Donovan could not be reached to comment and her phone number listed on the police report excerpt had been disconnected.
The police report excerpt is in Spanish. According to a Charlotte Observer staff translation of the document, Dr. Gutiérrez says she was told Robinson had “drunk a lot of alcohol” and the medical call was for Robinson to “be given an IV.”
The police record indicates Gutiérrez found “a female” — understood in the report to be Robinson — with stable vital signs but dehydrated, unable to communicate verbally and appearing to be inebriated.
The doctor reported that she believed Robinson needed to be transferred to a hospital, but her friends insisted that she be treated in the villa. Dr. Gutiérrez attempted an IV but was unsuccessful, according to the report excerpt. It’s unclear what medication was in the IV.
The information from police says the doctor was there for close to an hour when Robinson began having a seizure. The convulsions from the seizure lasted less than a minute, according to the report.
“At this point the patient’s friend, named Wenter Donovan, called 911 to request an ambulance,” according to the Observer’s Spanish to English translation of the report. This was around 4:20 p.m.
“In the meantime, the patient presented with difficulty breathing and a lowered pulse, and they gave her rescue breaths.”
The doctor, along with a friend, began administering CPR at 4:49 p.m. when Gutierrez detected Robinson had stopped having a pulse.
Police arrived and talked with the doctor who was treating Robinson at 5:25 p.m. It’s not clear from the information in the police report exactly what time an ambulance arrived from the 911 call.
The report information indicates paramedics “administered a total of 14 rounds of CPR, five doses of adrenaline and six discharges (AED shocks) without success.”
Unable to revive Robinson, Gutierrez “declared her dead at 5:57 p.m.,” according to the report excerpt.
The police report information lists “deceased person (cardiopulmonary arrest)“ as the reason police were called.
How did Robinson die?
Sallamondra Robinson, Shanquella’s mother, told news outlets that each friend from the trip has a different story and they initially told her that her daughter had alcohol poisoning.
Official autopsy reports list the cause of death as “severe spinal cord injury and atlas luxation.”
Mexican authorities are investigating Robinson’s death as a possible femicide, the State Attorney General’s Office of Baja California Sur announced in a statement Thursday, according to ABC News.
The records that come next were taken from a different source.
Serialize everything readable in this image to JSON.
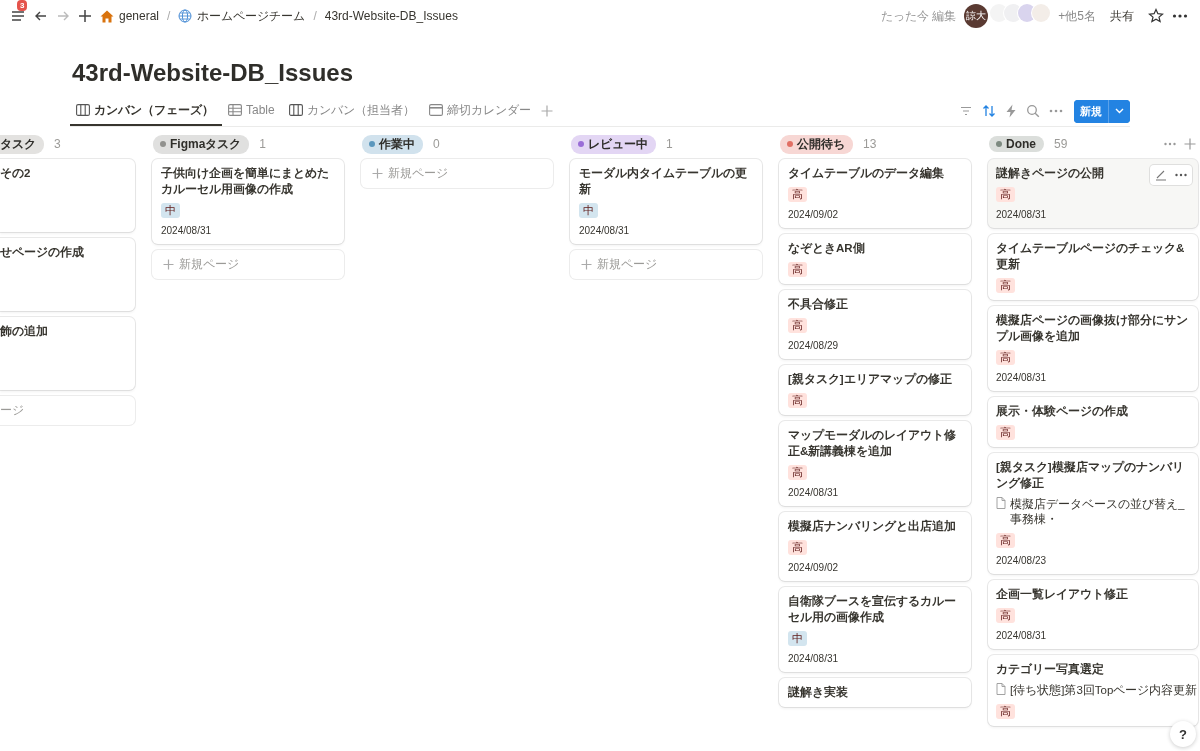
{
  "topbar": {
    "notification_count": "3",
    "breadcrumbs": [
      {
        "kind": "home",
        "label": "general"
      },
      {
        "kind": "separator",
        "label": "/"
      },
      {
        "kind": "team",
        "label": "ホームページチーム"
      },
      {
        "kind": "separator",
        "label": "/"
      },
      {
        "kind": "page",
        "label": "43rd-Website-DB_Issues"
      }
    ],
    "edited": "たった今 編集",
    "avatars": [
      {
        "label": "諒大",
        "color": "#5a3a32"
      },
      {
        "color": "#f4f4f4"
      },
      {
        "color": "#f0f0f2"
      },
      {
        "color": "#d9d4ee"
      },
      {
        "color": "#f3ede8"
      }
    ],
    "more_people": "+他5名",
    "share": "共有"
  },
  "title": "43rd-Website-DB_Issues",
  "views": [
    {
      "label": "カンバン（フェーズ）",
      "kind": "board",
      "selected": true
    },
    {
      "label": "Table",
      "kind": "table",
      "selected": false
    },
    {
      "label": "カンバン（担当者）",
      "kind": "board",
      "selected": false
    },
    {
      "label": "締切カレンダー",
      "kind": "calendar",
      "selected": false
    }
  ],
  "toolbar": {
    "sort_active": true,
    "new_button": "新規"
  },
  "columns": [
    {
      "name": "タスク",
      "count": "3",
      "clipped": true,
      "cards": [
        {
          "title": "その2",
          "hovered": false
        },
        {
          "title": "せページの作成",
          "hovered": false
        },
        {
          "title": "飾の追加",
          "hovered": false
        }
      ],
      "new_page": "ージ"
    },
    {
      "name": "Figmaタスク",
      "count": "1",
      "color": "#91918e",
      "clipped": false,
      "cards": [
        {
          "title": "子供向け企画を簡単にまとめたカルーセル用画像の作成",
          "tag": {
            "label": "中",
            "color": "#d3e5ef"
          },
          "date": "2024/08/31",
          "hovered": false
        }
      ],
      "new_page": "新規ページ"
    },
    {
      "name": "作業中",
      "count": "0",
      "color": "#5b97bd",
      "clipped": false,
      "new_page": "新規ページ"
    },
    {
      "name": "レビュー中",
      "count": "1",
      "color": "#9a6dd7",
      "clipped": false,
      "cards": [
        {
          "title": "モーダル内タイムテーブルの更新",
          "tag": {
            "label": "中",
            "color": "#d3e5ef"
          },
          "date": "2024/08/31",
          "hovered": false
        }
      ],
      "new_page": "新規ページ"
    },
    {
      "name": "公開待ち",
      "count": "13",
      "color": "#e16f64",
      "clipped": false,
      "cards": [
        {
          "title": "タイムテーブルのデータ編集",
          "tag": {
            "label": "高",
            "color": "#ffe2dd"
          },
          "date": "2024/09/02",
          "hovered": false
        },
        {
          "title": "なぞときAR側",
          "tag": {
            "label": "高",
            "color": "#ffe2dd"
          },
          "hovered": false
        },
        {
          "title": "不具合修正",
          "tag": {
            "label": "高",
            "color": "#ffe2dd"
          },
          "date": "2024/08/29",
          "hovered": false
        },
        {
          "title": "[親タスク]エリアマップの修正",
          "tag": {
            "label": "高",
            "color": "#ffe2dd"
          },
          "hovered": false
        },
        {
          "title": "マップモーダルのレイアウト修正&新講義棟を追加",
          "tag": {
            "label": "高",
            "color": "#ffe2dd"
          },
          "date": "2024/08/31",
          "hovered": false
        },
        {
          "title": "模擬店ナンバリングと出店追加",
          "tag": {
            "label": "高",
            "color": "#ffe2dd"
          },
          "date": "2024/09/02",
          "hovered": false
        },
        {
          "title": "自衛隊ブースを宣伝するカルーセル用の画像作成",
          "tag": {
            "label": "中",
            "color": "#d3e5ef"
          },
          "date": "2024/08/31",
          "hovered": false
        },
        {
          "title": "謎解き実装",
          "hovered": false
        }
      ]
    },
    {
      "name": "Done",
      "count": "59",
      "color": "#7d8a80",
      "clipped": false,
      "cards": [
        {
          "title": "謎解きページの公開",
          "tag": {
            "label": "高",
            "color": "#ffe2dd"
          },
          "date": "2024/08/31",
          "hovered": true
        },
        {
          "title": "タイムテーブルページのチェック&更新",
          "tag": {
            "label": "高",
            "color": "#ffe2dd"
          },
          "hovered": false
        },
        {
          "title": "模擬店ページの画像抜け部分にサンプル画像を追加",
          "tag": {
            "label": "高",
            "color": "#ffe2dd"
          },
          "date": "2024/08/31",
          "hovered": false
        },
        {
          "title": "展示・体験ページの作成",
          "tag": {
            "label": "高",
            "color": "#ffe2dd"
          },
          "hovered": false
        },
        {
          "title": "[親タスク]模擬店マップのナンバリング修正",
          "link": "模擬店データベースの並び替え_事務棟・",
          "tag": {
            "label": "高",
            "color": "#ffe2dd"
          },
          "date": "2024/08/23",
          "hovered": false
        },
        {
          "title": "企画一覧レイアウト修正",
          "tag": {
            "label": "高",
            "color": "#ffe2dd"
          },
          "date": "2024/08/31",
          "hovered": false
        },
        {
          "title": "カテゴリー写真選定",
          "link": "[待ち状態]第3回Topページ内容更新",
          "tag": {
            "label": "高",
            "color": "#ffe2dd"
          },
          "hovered": false
        }
      ]
    }
  ],
  "help_button": "?"
}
Femicide is “the gender-based murder of a woman or girl by a man, according to Merriam Webster’s dictionary.
The FBI began investigating Robinson’s death amid the conflicting reports, the agency confirmed in a statement Friday to The Charlotte Observer and other outlets.
A video of a fight has gone viral and Robinson’s mother told CBS News she recognizes her daughter in the footage.
The footage shows a naked woman, barely verbal, being hit and punched in the face multiple times by another woman until she falls to the ground. A person not seen in the video is heard saying “Quella can you at least fight back?” The FBI says they have seen the video.
Family seeks answers
Robinson’s sister Quilla Long said in a statement published to gofundme, the family will continue to investigate what happened and they are raising funds for legal fees.
“The United States State Department released a statement claiming “no clear evidence of foul play,” yet there is a video circulating of a woman violently attacking Shanquella,” Long said. “This statement is unacceptable, and we are beyond devastated. We continue to fight for the truth.”
As of Monday morning, the page had raised $354,422. This included a $50,000 donation from Brooklyn Nets player Kyrie Irving.
Hundreds of community members attended Robinson’s funeral on Nov. 19 and loved ones wore pink in her honor.
Her casket, wrapped with photos of her, was pulled into the Macedonia Baptist Church by a horse drawn carriage. Her loved ones signed the casket before she was laid to rest.